Count every line below that holds "total". The answer is the number alone.

──────── Records to use

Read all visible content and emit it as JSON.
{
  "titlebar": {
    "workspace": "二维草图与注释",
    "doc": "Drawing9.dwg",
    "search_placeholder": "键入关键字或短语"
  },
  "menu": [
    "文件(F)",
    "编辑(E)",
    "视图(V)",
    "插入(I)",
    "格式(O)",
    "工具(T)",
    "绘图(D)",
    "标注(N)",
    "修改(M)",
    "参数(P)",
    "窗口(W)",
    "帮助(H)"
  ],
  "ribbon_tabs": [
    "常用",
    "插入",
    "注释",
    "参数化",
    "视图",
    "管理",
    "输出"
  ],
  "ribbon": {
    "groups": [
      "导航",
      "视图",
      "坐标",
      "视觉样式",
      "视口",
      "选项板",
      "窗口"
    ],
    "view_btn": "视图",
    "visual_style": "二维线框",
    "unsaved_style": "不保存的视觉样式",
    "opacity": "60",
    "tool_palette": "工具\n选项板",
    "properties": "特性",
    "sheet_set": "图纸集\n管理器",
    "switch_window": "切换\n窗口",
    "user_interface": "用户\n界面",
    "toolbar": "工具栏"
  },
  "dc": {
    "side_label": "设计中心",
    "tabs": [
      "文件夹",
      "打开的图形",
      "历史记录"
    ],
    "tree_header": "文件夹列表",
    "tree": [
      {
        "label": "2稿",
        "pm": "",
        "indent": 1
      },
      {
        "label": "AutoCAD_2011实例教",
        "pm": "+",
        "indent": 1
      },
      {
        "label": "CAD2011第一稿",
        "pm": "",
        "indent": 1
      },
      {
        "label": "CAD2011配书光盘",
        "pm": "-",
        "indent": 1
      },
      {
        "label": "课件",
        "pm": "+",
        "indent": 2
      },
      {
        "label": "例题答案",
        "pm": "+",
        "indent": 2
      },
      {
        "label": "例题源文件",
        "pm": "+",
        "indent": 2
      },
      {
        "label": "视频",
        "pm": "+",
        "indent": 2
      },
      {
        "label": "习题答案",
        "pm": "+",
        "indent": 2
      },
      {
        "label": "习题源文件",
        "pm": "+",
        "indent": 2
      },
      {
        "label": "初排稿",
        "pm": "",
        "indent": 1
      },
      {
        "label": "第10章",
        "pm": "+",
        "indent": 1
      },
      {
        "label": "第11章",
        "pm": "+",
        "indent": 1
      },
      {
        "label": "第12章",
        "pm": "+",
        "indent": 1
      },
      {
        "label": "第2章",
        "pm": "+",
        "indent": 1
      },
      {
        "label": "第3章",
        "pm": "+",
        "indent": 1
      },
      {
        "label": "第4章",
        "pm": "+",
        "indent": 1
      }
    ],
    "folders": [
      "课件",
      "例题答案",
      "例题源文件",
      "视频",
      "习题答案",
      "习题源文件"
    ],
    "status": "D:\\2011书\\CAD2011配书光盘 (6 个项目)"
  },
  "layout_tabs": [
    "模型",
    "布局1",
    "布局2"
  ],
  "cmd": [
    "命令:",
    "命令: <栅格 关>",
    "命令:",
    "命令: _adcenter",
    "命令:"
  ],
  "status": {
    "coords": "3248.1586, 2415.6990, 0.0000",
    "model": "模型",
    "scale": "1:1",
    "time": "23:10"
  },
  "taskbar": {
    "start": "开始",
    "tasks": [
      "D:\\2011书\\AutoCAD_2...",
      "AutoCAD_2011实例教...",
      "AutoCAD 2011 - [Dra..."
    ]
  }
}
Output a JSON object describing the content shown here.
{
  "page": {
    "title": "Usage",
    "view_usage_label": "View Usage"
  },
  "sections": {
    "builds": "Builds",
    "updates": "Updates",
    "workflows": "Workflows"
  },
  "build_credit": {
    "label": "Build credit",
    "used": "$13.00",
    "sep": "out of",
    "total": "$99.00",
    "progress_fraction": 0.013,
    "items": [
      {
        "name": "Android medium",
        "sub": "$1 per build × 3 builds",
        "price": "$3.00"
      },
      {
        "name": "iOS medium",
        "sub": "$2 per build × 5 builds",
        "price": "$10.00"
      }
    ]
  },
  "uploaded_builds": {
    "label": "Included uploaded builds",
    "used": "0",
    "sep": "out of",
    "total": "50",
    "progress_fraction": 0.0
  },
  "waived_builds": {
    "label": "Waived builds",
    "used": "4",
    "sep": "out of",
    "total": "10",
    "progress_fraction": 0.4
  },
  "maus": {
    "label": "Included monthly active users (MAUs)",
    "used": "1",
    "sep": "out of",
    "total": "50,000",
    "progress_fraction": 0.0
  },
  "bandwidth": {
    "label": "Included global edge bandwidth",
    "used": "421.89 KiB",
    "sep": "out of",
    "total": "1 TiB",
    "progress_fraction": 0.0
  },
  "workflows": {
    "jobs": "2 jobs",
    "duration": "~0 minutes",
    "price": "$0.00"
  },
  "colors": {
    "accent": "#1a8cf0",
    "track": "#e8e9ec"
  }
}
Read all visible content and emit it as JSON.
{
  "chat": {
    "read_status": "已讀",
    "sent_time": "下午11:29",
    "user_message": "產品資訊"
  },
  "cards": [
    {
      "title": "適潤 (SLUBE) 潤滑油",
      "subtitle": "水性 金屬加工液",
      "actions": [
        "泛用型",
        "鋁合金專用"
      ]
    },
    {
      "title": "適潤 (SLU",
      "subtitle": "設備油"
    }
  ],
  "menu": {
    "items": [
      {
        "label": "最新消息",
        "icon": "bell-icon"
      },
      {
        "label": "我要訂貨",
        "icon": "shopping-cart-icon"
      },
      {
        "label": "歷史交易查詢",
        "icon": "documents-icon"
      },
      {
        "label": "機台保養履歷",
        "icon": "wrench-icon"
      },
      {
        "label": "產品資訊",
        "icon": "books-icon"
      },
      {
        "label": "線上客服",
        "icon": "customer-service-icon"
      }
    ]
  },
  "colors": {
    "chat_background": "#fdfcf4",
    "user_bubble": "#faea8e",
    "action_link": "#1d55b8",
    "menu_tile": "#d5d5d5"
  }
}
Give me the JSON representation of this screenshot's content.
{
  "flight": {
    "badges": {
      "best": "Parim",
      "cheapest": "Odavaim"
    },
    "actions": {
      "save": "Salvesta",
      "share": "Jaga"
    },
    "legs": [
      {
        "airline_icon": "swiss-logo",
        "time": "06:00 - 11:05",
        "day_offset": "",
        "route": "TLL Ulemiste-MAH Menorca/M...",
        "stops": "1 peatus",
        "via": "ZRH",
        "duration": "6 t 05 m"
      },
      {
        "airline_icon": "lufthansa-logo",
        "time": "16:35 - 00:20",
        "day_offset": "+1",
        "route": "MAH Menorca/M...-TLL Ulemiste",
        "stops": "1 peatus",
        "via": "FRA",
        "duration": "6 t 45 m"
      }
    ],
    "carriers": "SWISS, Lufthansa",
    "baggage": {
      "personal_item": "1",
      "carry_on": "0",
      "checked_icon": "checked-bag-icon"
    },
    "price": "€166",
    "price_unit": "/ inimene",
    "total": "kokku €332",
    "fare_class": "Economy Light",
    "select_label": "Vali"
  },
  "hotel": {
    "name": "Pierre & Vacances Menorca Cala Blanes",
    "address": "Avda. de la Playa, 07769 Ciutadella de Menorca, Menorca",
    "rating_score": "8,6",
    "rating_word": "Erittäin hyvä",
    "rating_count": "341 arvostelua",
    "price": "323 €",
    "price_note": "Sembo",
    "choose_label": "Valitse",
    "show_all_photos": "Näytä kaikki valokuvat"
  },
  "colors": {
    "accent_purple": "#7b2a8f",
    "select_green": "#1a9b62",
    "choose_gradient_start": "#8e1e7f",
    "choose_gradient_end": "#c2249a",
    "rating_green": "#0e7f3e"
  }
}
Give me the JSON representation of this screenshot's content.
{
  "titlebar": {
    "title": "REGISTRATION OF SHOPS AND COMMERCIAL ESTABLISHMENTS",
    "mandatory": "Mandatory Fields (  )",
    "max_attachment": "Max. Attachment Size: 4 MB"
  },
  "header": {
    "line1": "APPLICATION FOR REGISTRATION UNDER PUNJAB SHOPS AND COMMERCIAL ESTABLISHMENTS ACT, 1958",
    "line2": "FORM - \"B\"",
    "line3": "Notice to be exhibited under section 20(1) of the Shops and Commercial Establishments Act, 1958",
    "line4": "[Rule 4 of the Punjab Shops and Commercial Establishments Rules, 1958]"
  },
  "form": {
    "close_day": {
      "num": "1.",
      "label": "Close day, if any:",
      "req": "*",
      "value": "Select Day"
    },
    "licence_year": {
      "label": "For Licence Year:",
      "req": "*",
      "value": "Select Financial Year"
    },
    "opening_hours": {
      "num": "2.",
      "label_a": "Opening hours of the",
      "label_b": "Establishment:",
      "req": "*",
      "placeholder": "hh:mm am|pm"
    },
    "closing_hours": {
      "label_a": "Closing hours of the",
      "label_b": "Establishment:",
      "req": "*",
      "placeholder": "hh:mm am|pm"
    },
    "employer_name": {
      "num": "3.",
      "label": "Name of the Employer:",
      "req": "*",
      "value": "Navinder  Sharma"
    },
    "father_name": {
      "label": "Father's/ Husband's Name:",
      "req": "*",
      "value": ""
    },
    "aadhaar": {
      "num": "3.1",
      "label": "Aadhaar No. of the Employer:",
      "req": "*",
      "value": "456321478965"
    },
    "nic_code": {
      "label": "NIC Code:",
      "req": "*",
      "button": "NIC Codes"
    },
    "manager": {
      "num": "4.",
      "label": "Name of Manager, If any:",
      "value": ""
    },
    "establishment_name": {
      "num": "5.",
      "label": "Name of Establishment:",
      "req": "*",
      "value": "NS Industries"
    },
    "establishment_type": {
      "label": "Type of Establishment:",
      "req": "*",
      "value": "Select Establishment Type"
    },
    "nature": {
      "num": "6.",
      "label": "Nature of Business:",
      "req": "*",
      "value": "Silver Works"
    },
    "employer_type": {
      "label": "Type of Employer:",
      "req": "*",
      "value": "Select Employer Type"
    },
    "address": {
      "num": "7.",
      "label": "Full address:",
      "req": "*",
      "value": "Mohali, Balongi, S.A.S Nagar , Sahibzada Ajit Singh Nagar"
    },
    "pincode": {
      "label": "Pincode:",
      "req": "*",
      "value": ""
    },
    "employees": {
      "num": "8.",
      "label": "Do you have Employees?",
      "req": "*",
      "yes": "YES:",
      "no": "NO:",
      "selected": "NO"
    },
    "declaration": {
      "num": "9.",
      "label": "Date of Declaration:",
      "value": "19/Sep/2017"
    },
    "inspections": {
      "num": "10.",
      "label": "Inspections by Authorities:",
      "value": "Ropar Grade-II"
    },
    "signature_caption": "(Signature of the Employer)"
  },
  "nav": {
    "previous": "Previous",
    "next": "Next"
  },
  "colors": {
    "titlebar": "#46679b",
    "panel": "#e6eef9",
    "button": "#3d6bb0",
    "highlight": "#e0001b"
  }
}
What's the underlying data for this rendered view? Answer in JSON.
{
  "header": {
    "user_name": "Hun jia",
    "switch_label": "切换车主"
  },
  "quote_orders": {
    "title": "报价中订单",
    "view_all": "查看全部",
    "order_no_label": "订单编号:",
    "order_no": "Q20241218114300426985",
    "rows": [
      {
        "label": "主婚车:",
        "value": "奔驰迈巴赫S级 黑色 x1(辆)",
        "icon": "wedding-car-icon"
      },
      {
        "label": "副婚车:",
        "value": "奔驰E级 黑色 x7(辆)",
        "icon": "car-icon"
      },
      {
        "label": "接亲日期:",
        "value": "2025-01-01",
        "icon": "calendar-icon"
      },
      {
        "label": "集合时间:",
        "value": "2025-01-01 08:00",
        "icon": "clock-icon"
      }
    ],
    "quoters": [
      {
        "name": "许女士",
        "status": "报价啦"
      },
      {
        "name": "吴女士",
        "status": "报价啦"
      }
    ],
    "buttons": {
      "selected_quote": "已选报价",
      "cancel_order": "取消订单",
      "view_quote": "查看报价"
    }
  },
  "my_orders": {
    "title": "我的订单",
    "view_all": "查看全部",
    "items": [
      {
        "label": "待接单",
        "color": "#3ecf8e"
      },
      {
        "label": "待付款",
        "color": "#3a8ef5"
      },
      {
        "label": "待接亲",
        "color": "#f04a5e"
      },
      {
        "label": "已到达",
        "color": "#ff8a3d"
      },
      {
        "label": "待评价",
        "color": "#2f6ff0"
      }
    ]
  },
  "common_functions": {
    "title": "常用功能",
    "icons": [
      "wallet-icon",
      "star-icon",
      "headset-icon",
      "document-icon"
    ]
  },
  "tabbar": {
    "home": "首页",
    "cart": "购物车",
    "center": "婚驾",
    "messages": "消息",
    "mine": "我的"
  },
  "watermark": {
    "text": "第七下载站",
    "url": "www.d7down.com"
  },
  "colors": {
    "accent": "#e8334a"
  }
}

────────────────

> Solution to this exercise:
6